The Pat Down
January 28, 2014
By Michael A. Calvert
Time for his morning pat down. He was dressed and ready to descend the stairs from the bedroom. He considered it a failure, perhaps a minor one but still regrettable, if he had to go back upstairs before leaving for work.
Every morning he patted all his pockets, hip pockets for his wallet and handkerchief, front pockets for keys and coins, suit coat pocket for his phone and fountain pen, and his shirt pocket for his and his secretary’s “to do” lists, neatly printed in red on index cards.
An empty pocket abruptly stopped him as he moved toward the stairs. If keys did not jingle when he patted his right front pocket, an emergency search was launched. “Honey, have you seen my keys?” His wife always told him not to rush from one place to another before thinking about where they could be. She always said, “Don’t do something. Just stand there. Think.” It usually worked.
The absence of the wallet brought a rush of panic. “Oh my God!” he might mutter. He envisioned himself in line at the DMV replacing his driver’s license, but he usually found it after his wife asked a few questions about what pants he wore yesterday, when did he last see the wallet, and the like.
A missing handkerchief or and comb was not a crisis. He had Kleenex at the office and he could part his hair passably well with his fingers. Still, he always patted that pocket.
Coins in the left front pocket were merely convenient for parking meters and the candy machine. One goal was to rid himself of those pesky coins that filled the dish on his dresser, particularly the worthless pennies.
On most mornings, the routine found every pocket responding to a pat with the appropriate bulge or jingle. Then he proceeded down the stairs into his office off the dining room, put his files into his brief case and set the combination lock.
“Are you sure you have all your things?” his wife asked.
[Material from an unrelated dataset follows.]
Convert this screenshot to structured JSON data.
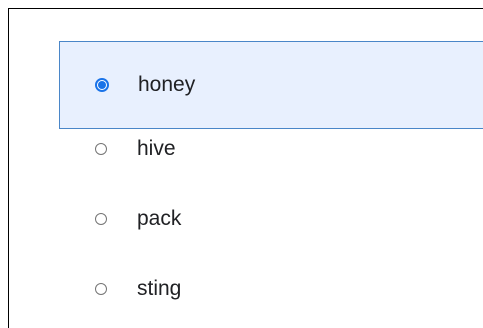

She knew it would ruin his morning and possibly his entire day, if he discovered an empty pocket when he got to the office.
One more pat down. He was equipped and ready to take on the day.